You may have noticed that I have not posted a Newsletter for a few weeks. The reason is I have been working on re-issuing a book entitled Lumen de lumine by Thomas Vaughan, a Welsh philosopher and alchemist who lived and wrote in the 17th century. The edition I am working on was edited and introduced by Arthur Edward Waite in 1910. This book is of special interest to those interested in the use of metaphor and allegory as applied to mystical philosophy and esoteric lore, especially with regards to Alchemy.

Waite writes in the Preface, “The books issued under the name of Eugenius Philalethes in the middle of the seventeenth century were written by Thomas Vaughan. He had taken holy orders, but at the period of the Great Rebellion it is on record that he proved his royalist sympathies actively in the struggle between King and Commons. He was the brother of Henry Vaughan, to whom a permanent place has been assigned among English poets, and he himself wrote verses. As a prose writer he is deserving of consideration, but even so his titles to remembrance are not exactly of the literary kind.

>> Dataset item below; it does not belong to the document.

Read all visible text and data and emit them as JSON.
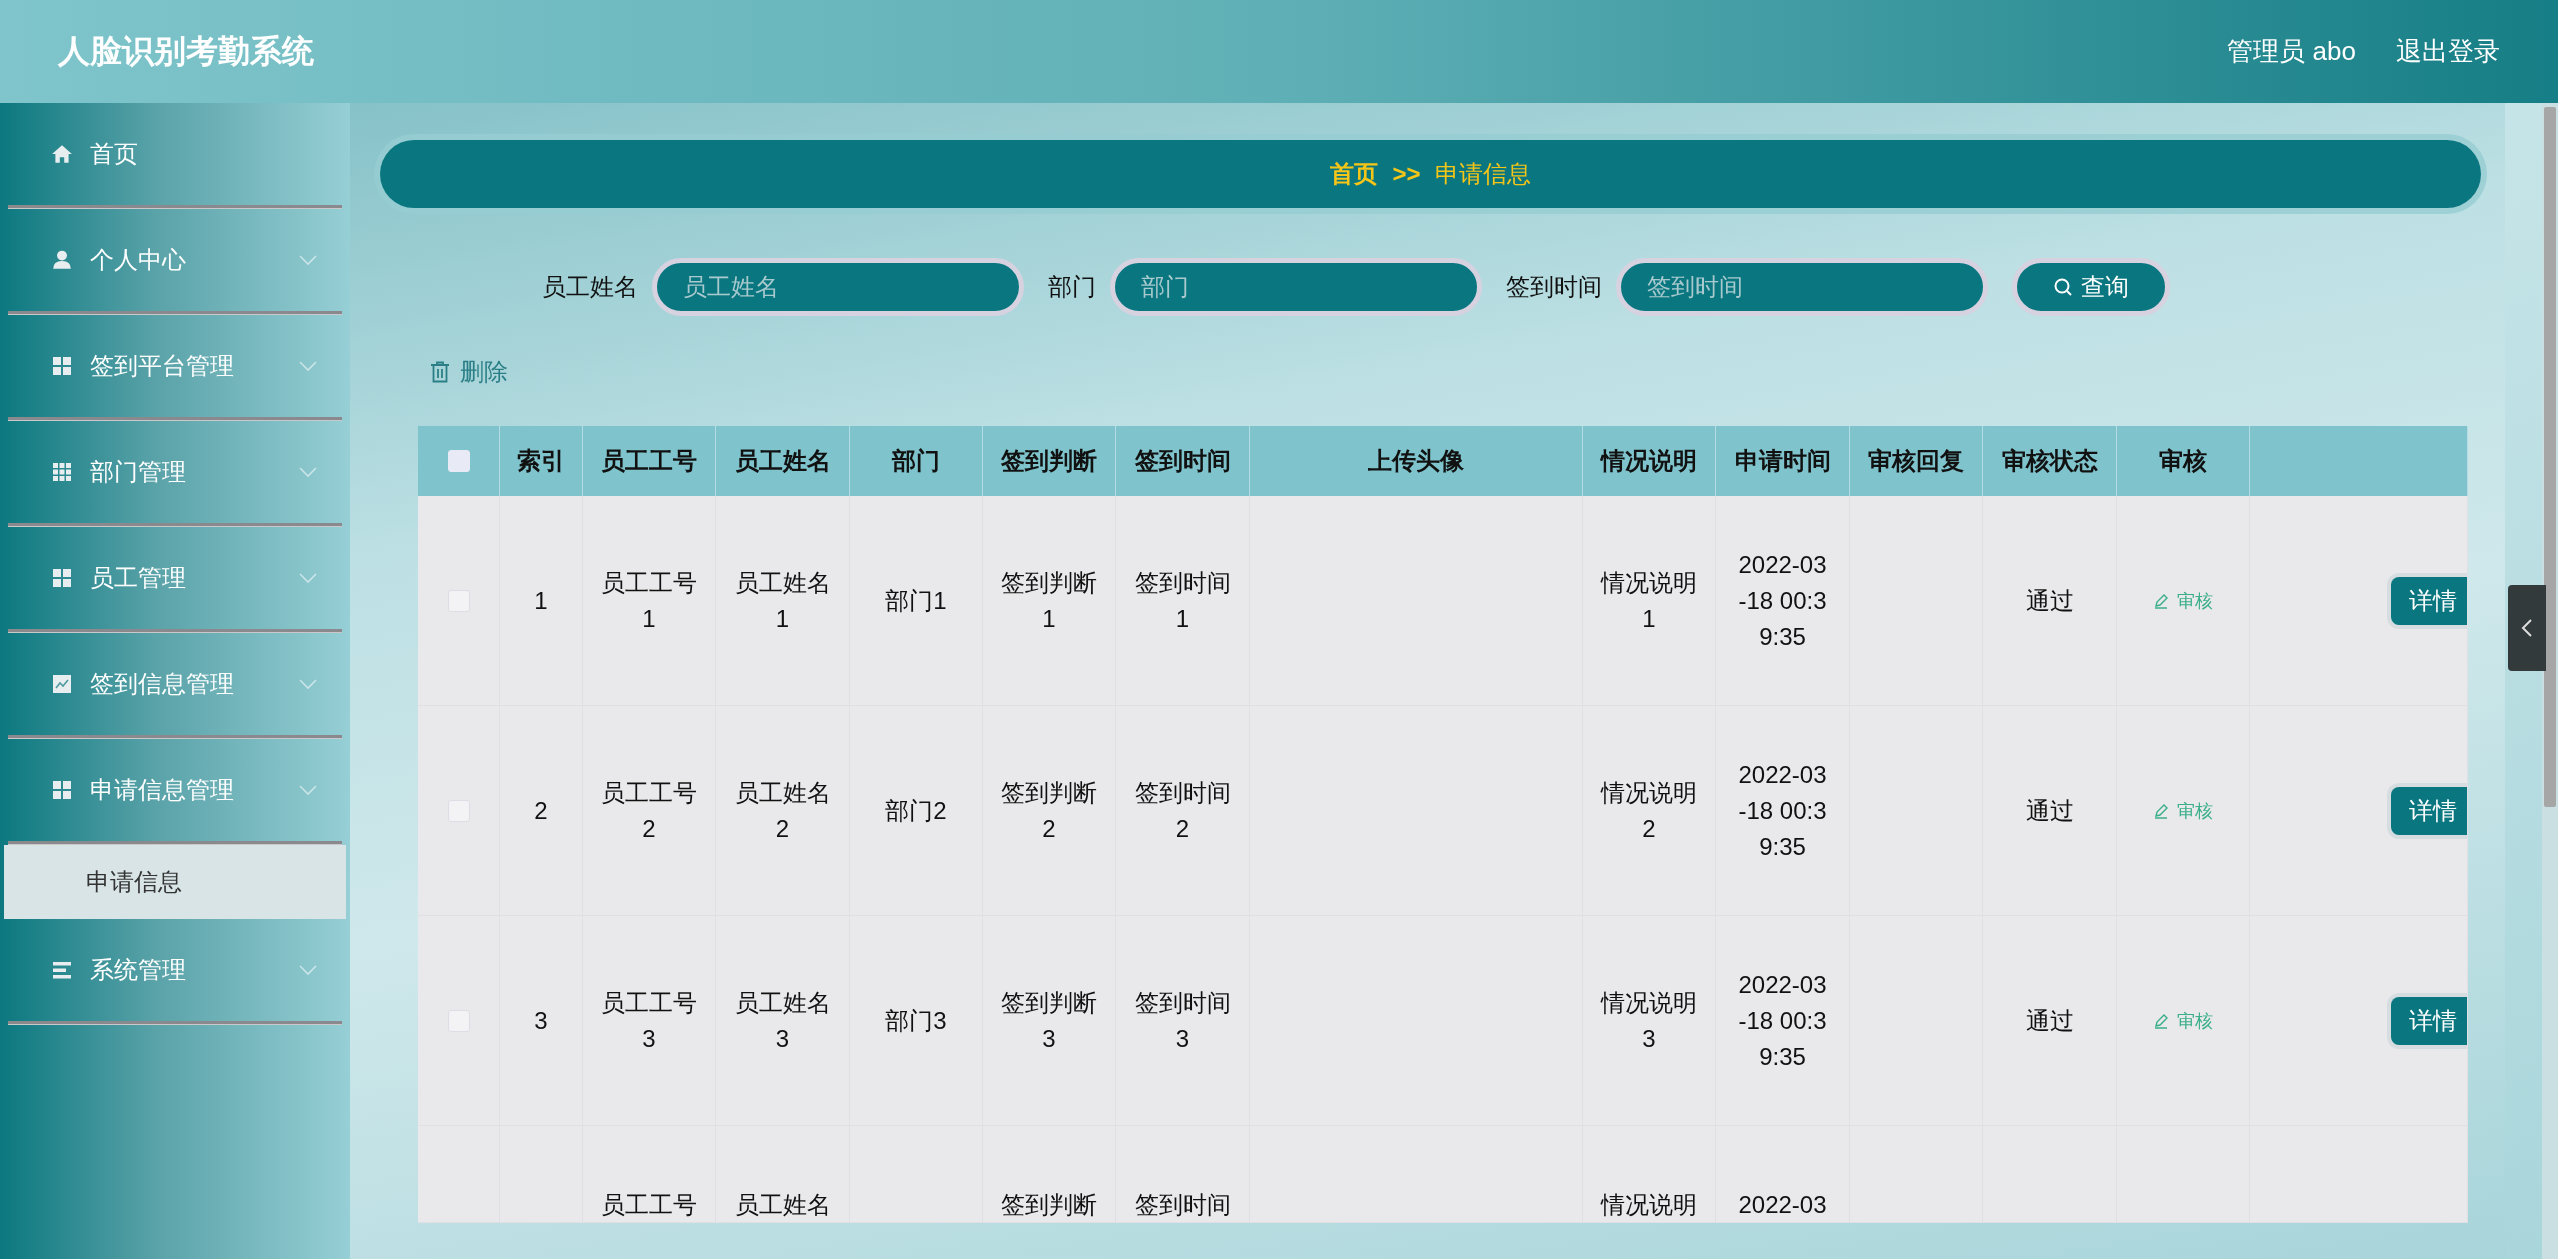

“He was a man of rather wide reading, considering his epoch and—so far as one can judge concerning it—his restless, almost vagrant life. His tracts are Anthroposophia Theomagica, Anima Magica Abscondita, Magia Adamica, and Caelum Terrce issued in 1650. These I collected into a single volume in 1888, but it has long since gone out of print. Lumen de Lumine appeared in 1651, Aula Lucis in 1652, and Euphrates, or the Waters of the East, in 1655. The last was edited by Dr W. Wynn Westcott in his series entitled Collectanea Hermetica, and in this case also the edition is now exhausted. Aula Lucis still awaits an editor.

“The present reprint of Lumen de Lumine is designed for students of mystical philosophy, I have thought it desirable to modernise the inchoate orthography and to punctuate in accordance with modern methods. I have further omitted the Latin passages, and, where these have not been translated by Vaughan himself, I have supplied my own renderings. I should add that Lumen de Lumine in its first and so far sole edition, is exceedingly rare and I believe that I have worked well for those of my school in thus rendering it available.”

Lumen de Lumine is the first of a series of books of a mystically curious nature that will emerge over the next year or so. Other titles include: The Sacred Cube; The History of Incense; Nymphs, Sylphs, Gnomes and Salamanders; Hades, etc. Those of you who would like a copy of Lumen de Lumine please get in touch with me on allan@cruciblebooks.co.uk or visit www.cruciblebooks.co.uk where you can purchase a copy online. It is a fascinating work, well worth the study, as it is rich in symbolism with many levels of understanding that will reveal themselves as time goes by. I have reprinted this wonderous text as a sewn hardback, bound in blue book-cloth with gilt lettering + dust-jacket; size 203mm x 127mm, pp.129 + 2 b/w illus. It is quite portable and easy to read, price £25.00. However, although it is not a limited edition I have printed 100 copies only. I will only print more if the demand requires it.

With many blessings

Allan